I'm planning to build a two-tube reflexed RF regen receiver soon. I'm examining methods of controlling the regeneration — it needs to be possible to both initiate and halt oscillation in all bands (I plan to cover 500 kHz to 30 MHz, if I can manage it).

what I keep reading as the "best" method of controlling regeneration is sometimes called a variometer or variocoupler — the tickler coil is mounted on a pivot, so it can rotate from aligned with the tuning coil (or in this case, the secondary of the RF coupler between the RF amp and detector), to opposite, so the field from the coil goes from maximum positive feedback to maximum negative feedback.

I've been mulling over for a couple weeks how to do this without the physical moving coil (which seems prone to issues in a portable set). It came to me that I can use a double length tickler with a center tap, connect the arm of a potentiometer to the detector plate, and connect each end of the potentiometer track to one end of the tickler, with the return through the center tap.

Split Tickler Regen Receiver

This ought to allow me to vary the feedback continuously (if not linearly) from maximum negative to maximum positive without any mechanical parts. What I'm uncertain of is whether the resistance that's always in the circuit (except at maximum positive or negative setting) will have a negative effect on sensitivity or tuning width.

I can't find any reference to this method of controlling regeneration -- have I invented new, 85 year old technology, or was there a good reason this wasn't done?

  • $\begingroup$ I'm reading up on variometers now. This is interesting stuff! What about fixing the inner coil to be colinear with the outer, but then adjustably delay the current through the inner coil? You could even have multiple delay lines that you add up before inserting into the inner coil, leading to multi-band tuning $\endgroup$ Aug 1 '19 at 14:26
  • $\begingroup$ the terms tuning and filtering kind of blend over for me – tuning means adjusting the properties of an antenna so that at the right frequency, it's got the right impedance, and much energy is passed from æther to receiver only for the selected frequency. Filtering means adjusting the properties of a system so that only energy of the selected frequency is passed through the system. But my understanding doesn't really matter here, it's your question after all :) $\endgroup$ Aug 1 '19 at 14:51
  • $\begingroup$ so, you want to build a filter, right? $\endgroup$ Aug 1 '19 at 14:52
  • 2
    $\begingroup$ Ah I can see now: the variometer also fulfills the coupling job $\endgroup$ Aug 1 '19 at 15:18
  • 1
    $\begingroup$ Let us continue this discussion in chat. $\endgroup$
    – Zeiss Ikon
    Aug 1 '19 at 15:38

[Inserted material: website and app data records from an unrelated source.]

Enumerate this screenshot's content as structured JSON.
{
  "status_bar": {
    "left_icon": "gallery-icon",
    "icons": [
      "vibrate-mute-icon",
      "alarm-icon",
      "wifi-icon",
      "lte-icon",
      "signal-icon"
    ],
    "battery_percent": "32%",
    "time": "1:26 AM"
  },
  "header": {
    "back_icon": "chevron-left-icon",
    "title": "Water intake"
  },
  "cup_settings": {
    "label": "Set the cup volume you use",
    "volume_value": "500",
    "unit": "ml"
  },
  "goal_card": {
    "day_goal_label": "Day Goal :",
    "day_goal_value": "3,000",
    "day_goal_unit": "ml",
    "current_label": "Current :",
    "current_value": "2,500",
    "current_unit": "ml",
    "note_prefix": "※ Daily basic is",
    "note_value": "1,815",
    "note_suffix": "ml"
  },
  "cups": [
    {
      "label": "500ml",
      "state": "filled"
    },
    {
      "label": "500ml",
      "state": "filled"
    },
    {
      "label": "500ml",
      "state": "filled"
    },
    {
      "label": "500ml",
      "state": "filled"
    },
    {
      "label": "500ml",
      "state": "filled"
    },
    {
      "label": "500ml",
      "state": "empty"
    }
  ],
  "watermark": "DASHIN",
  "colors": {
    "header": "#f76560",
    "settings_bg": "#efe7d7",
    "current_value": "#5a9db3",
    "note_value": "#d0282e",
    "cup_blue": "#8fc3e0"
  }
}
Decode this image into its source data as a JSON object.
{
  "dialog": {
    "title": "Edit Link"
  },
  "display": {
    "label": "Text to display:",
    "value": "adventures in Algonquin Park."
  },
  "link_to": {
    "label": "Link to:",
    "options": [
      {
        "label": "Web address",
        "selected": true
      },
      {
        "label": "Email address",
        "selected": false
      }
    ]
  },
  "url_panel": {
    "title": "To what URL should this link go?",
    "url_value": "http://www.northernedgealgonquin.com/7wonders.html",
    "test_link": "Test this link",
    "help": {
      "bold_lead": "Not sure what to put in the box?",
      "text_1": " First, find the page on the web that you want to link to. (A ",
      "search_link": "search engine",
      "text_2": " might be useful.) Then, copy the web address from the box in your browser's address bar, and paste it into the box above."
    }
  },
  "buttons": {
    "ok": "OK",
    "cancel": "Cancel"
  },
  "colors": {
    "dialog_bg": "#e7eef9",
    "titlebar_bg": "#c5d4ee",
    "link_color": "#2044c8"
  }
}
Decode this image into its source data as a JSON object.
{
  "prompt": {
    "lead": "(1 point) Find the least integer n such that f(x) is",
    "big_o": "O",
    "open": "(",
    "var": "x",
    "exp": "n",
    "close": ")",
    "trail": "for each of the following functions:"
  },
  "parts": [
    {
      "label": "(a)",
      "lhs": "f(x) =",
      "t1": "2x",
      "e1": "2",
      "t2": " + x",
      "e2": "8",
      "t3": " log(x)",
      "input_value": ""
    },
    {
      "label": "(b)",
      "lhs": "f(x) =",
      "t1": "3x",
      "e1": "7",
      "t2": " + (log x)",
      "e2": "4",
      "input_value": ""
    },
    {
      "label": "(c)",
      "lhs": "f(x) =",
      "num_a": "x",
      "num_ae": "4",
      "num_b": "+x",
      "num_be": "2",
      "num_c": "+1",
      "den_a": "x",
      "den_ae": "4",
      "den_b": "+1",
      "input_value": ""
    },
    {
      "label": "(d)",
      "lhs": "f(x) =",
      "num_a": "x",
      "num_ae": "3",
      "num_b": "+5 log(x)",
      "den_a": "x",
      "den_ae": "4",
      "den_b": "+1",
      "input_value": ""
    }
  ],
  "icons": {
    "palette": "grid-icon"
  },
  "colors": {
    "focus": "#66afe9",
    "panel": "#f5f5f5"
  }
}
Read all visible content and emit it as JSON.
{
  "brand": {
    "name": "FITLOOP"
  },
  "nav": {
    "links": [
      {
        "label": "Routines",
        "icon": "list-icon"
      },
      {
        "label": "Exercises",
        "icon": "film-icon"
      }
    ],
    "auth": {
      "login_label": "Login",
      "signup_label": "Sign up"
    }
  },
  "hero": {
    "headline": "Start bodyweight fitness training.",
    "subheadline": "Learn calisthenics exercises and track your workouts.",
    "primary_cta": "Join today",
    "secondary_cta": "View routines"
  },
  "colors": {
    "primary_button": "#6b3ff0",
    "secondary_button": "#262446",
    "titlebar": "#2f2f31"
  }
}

Your Answer

By clicking “Post Your Answer”, you agree to our terms of service, privacy policy and cookie policy

Browse other questions tagged or ask your own question.